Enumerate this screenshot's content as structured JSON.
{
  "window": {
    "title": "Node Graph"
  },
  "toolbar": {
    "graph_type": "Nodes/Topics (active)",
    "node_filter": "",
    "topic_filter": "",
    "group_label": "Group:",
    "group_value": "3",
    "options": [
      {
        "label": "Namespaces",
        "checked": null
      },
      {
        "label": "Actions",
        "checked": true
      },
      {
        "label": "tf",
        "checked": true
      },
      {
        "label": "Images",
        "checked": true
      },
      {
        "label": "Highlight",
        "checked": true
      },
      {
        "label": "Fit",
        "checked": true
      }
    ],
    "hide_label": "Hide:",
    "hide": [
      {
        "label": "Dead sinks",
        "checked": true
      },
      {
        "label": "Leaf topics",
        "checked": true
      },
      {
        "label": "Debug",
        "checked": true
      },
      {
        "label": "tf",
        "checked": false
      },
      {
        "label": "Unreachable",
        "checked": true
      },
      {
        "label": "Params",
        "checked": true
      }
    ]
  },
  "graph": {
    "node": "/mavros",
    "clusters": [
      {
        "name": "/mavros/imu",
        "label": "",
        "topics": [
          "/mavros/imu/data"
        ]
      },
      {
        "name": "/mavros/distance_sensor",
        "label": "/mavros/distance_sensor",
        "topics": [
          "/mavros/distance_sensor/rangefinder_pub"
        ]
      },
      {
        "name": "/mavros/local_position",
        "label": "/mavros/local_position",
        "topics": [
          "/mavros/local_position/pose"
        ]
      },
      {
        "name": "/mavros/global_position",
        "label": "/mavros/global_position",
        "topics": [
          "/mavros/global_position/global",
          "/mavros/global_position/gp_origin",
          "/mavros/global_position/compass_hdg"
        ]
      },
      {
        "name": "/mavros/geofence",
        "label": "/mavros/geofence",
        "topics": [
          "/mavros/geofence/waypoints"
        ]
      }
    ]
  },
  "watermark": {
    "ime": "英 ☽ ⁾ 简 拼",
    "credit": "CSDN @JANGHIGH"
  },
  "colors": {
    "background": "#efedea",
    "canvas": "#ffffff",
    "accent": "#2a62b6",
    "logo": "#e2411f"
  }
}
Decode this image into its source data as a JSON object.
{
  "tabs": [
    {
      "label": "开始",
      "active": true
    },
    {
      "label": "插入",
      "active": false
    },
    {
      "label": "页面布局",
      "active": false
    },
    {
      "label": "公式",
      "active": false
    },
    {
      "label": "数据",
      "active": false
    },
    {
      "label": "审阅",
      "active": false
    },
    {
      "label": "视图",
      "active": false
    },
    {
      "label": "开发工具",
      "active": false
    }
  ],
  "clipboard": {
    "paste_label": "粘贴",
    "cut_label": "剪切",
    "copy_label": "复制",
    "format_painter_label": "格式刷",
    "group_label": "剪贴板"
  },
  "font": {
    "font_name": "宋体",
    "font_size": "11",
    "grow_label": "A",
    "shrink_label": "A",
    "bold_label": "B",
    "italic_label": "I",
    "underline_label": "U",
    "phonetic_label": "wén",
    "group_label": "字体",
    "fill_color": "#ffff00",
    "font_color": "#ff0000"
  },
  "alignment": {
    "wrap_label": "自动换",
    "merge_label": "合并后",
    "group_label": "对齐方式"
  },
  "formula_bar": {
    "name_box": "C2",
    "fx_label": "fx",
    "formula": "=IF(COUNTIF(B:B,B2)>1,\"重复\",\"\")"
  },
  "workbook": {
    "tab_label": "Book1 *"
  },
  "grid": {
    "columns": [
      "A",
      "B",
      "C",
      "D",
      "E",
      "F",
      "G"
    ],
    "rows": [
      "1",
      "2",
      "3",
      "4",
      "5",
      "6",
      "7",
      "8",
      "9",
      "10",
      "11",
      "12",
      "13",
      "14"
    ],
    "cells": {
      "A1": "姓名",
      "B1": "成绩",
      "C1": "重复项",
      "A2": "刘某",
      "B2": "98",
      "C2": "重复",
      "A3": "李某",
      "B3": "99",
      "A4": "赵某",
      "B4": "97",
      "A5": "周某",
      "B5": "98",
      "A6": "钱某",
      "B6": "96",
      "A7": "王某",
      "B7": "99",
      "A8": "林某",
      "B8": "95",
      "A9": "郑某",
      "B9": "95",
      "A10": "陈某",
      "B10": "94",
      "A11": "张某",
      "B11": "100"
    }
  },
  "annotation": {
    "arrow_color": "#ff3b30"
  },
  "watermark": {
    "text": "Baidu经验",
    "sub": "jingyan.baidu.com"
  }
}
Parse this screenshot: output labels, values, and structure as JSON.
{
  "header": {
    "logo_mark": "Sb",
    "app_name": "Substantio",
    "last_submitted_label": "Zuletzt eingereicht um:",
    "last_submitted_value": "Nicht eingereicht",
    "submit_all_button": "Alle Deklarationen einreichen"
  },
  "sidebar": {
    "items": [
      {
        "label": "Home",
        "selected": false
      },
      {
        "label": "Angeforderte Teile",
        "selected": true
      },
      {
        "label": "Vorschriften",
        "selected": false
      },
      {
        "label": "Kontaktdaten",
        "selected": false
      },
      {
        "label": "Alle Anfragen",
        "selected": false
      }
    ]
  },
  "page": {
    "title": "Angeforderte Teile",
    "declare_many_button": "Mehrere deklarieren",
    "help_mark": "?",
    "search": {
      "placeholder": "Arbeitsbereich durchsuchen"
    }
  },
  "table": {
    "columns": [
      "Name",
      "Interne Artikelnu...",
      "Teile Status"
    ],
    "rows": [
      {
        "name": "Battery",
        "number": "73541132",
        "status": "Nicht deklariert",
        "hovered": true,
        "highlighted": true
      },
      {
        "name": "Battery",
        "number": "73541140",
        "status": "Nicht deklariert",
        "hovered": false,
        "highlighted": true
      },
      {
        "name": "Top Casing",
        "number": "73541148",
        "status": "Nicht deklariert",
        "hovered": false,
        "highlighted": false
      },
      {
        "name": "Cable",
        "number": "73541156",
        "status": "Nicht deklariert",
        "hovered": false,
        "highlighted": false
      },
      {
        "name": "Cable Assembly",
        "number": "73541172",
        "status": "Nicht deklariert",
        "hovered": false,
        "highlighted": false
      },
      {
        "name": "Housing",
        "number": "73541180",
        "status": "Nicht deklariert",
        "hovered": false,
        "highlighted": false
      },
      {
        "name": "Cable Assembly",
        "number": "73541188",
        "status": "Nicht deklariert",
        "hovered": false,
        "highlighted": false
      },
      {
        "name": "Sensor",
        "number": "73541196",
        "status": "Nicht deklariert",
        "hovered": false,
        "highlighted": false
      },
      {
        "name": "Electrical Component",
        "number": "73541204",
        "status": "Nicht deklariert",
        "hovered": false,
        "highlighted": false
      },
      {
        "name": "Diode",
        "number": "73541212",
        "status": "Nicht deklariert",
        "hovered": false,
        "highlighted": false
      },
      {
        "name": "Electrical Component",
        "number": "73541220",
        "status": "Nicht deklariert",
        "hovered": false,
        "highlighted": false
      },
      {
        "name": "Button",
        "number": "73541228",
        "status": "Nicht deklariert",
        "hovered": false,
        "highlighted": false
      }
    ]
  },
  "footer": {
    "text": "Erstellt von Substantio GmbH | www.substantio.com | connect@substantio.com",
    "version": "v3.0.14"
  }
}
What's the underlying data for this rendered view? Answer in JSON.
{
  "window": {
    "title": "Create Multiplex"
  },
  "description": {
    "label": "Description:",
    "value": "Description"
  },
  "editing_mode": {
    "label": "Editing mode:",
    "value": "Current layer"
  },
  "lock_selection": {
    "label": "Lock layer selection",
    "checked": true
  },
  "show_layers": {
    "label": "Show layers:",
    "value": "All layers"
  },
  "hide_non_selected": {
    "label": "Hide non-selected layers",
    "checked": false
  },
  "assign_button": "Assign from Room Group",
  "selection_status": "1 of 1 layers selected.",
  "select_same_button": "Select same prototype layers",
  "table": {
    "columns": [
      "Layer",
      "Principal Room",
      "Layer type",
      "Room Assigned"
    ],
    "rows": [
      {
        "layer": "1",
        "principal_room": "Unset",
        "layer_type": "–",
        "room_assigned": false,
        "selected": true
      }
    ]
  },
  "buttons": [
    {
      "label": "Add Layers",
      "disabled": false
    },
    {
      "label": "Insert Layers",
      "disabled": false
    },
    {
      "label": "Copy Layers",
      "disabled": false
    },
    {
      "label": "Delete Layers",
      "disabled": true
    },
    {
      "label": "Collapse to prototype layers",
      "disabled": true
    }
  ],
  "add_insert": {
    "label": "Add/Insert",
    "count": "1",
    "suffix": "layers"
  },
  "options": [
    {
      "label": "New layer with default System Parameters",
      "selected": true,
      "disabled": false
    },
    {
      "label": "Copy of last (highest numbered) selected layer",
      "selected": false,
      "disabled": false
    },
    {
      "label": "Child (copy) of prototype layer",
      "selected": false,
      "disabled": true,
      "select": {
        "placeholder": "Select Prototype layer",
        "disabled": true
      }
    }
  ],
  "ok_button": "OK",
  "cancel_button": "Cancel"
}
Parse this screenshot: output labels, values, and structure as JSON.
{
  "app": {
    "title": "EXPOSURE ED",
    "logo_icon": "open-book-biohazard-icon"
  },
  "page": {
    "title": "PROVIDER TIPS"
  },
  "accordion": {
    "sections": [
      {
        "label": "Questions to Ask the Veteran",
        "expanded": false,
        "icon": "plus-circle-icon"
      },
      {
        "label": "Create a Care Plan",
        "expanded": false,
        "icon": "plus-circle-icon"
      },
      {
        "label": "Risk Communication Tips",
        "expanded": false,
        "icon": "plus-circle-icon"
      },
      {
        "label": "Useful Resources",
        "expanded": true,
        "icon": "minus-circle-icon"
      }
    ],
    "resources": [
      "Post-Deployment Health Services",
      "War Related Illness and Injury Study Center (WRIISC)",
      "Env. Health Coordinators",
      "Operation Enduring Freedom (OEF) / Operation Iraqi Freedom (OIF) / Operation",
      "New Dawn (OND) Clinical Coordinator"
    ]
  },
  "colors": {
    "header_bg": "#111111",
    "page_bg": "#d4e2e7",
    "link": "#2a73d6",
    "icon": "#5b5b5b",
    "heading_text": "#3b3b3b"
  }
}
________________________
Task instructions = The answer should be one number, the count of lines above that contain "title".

Exercise output = 5